Hernandez did not use the fact that he was pitching for the first time since May 27 as an excuse.
"There [were] a couple bloopers and people were coming to swing the bat," Hernandez said. "When you throw it over the plate, there are people who hit mistakes very good."
Some could argue in that bases-loaded situation, the Braves would have been better off calling upon Chad Durbin, who had allowed three hits and issued three walks while facing 33 batters in his previous 13 appearances. From a developmental standpoint, others could argue Gonzalez should have stuck with Teheran -- even though it was apparent he was struggling to find comfort in the fifth inning.
"We thought about leaving him in there a little bit and allowing him to try to get out of there," Gonzalez said. "But at the point, I took him out. I think he had ... a 31-pitch inning. You start getting into some situations where you can get hurt."
Former Brave Kelly Johnson started the eventful fifth inning by producing five straight foul balls in an eight-pitch at-bat that resulted in a leadoff single. Four batters later, Teheran saw his once-promising afternoon end when pinch-hitter Yan Gomes delivered a bases-loaded single that cut the Braves' lead to 4-1.
Before experiencing this rough fifth inning, Teheran knew he would be sent back to Triple-A Gwinnett after this start. When Gonzalez and pitching coach Roger McDowell officially informed him of this decision late Sunday afternoon, he said that he would use this start as a learning experience.
"I think this is a good experience," Teheran said. "I will try to be better for the next one."

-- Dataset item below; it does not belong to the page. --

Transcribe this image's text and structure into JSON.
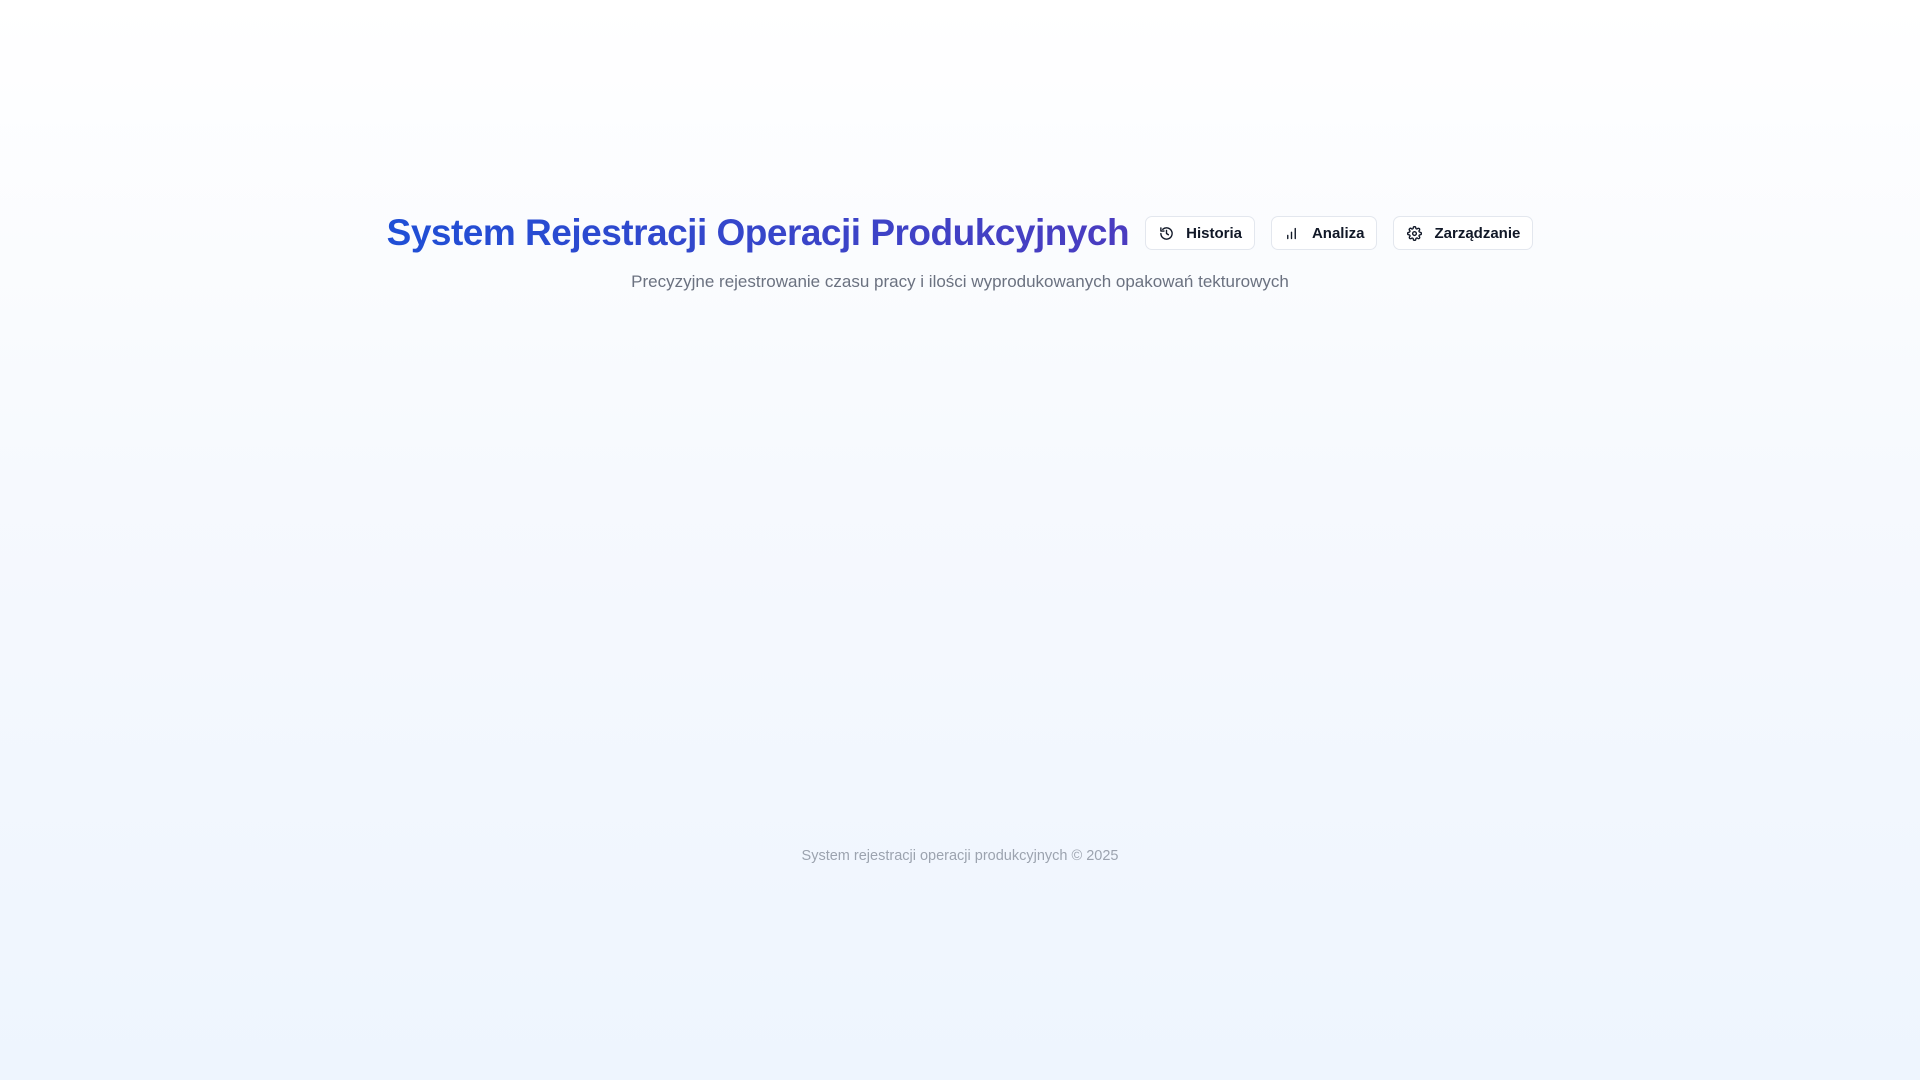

Mark Bowman is a reporter for MLB.com. This story was not subject to the approval of Major League Baseball or its clubs.